**DIRECTIONS:** Reproduce exactly the line containing "Give me the" and every line after it, through the last line of the records below; add nothing.
(EXERCISE DATA Opens)
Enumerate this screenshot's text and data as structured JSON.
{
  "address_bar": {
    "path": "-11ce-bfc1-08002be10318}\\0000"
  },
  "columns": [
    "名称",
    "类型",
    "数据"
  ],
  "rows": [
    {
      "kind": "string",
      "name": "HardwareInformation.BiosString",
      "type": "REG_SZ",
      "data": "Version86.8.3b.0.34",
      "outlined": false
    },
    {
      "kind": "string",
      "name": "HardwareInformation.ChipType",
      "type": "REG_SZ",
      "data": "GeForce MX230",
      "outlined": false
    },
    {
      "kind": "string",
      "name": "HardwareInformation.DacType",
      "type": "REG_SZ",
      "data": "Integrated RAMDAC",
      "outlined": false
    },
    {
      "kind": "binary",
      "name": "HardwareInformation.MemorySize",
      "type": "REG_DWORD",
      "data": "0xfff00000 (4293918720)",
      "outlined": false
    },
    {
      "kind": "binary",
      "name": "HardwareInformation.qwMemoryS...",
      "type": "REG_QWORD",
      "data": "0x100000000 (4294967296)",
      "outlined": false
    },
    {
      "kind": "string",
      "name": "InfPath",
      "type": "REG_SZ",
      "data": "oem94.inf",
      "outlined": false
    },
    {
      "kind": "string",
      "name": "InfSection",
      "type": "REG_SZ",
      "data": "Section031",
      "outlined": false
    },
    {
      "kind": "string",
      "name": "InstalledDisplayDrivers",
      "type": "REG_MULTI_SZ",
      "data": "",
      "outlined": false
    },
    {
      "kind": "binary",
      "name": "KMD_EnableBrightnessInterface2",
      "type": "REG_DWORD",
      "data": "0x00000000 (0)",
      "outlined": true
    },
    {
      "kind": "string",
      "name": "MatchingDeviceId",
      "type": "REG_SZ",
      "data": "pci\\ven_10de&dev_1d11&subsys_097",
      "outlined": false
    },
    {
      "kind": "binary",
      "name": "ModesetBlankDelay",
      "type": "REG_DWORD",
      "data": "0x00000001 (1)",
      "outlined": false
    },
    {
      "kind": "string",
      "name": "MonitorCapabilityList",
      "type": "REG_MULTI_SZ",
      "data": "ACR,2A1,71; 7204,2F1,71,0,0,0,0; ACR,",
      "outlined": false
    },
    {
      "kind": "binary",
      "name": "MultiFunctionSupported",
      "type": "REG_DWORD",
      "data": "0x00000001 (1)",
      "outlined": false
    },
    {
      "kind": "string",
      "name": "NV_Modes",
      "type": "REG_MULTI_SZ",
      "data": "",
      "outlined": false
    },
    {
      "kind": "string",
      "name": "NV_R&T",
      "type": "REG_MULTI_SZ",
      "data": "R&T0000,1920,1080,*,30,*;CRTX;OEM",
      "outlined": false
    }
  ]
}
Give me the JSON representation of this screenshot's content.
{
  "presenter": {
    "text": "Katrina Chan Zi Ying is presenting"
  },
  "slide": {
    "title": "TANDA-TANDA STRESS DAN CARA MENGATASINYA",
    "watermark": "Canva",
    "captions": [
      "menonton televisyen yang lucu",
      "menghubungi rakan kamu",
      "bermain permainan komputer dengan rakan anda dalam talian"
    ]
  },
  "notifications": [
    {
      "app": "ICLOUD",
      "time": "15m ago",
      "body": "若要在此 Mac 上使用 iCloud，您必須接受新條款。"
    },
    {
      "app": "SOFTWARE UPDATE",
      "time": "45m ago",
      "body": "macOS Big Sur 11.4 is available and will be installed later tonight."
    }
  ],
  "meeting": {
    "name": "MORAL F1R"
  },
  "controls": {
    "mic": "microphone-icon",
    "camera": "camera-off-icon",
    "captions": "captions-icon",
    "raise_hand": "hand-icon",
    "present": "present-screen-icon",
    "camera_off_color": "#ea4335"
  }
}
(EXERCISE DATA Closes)
**SOLUTION BELOW:**
Give me the JSON representation of this screenshot's content.
{
  "presenter": {
    "text": "Katrina Chan Zi Ying is presenting"
  },
  "slide": {
    "title": "TANDA-TANDA STRESS DAN CARA MENGATASINYA",
    "watermark": "Canva",
    "captions": [
      "menonton televisyen yang lucu",
      "menghubungi rakan kamu",
      "bermain permainan komputer dengan rakan anda dalam talian"
    ]
  },
  "notifications": [
    {
      "app": "ICLOUD",
      "time": "15m ago",
      "body": "若要在此 Mac 上使用 iCloud，您必須接受新條款。"
    },
    {
      "app": "SOFTWARE UPDATE",
      "time": "45m ago",
      "body": "macOS Big Sur 11.4 is available and will be installed later tonight."
    }
  ],
  "meeting": {
    "name": "MORAL F1R"
  },
  "controls": {
    "mic": "microphone-icon",
    "camera": "camera-off-icon",
    "captions": "captions-icon",
    "raise_hand": "hand-icon",
    "present": "present-screen-icon",
    "camera_off_color": "#ea4335"
  }
}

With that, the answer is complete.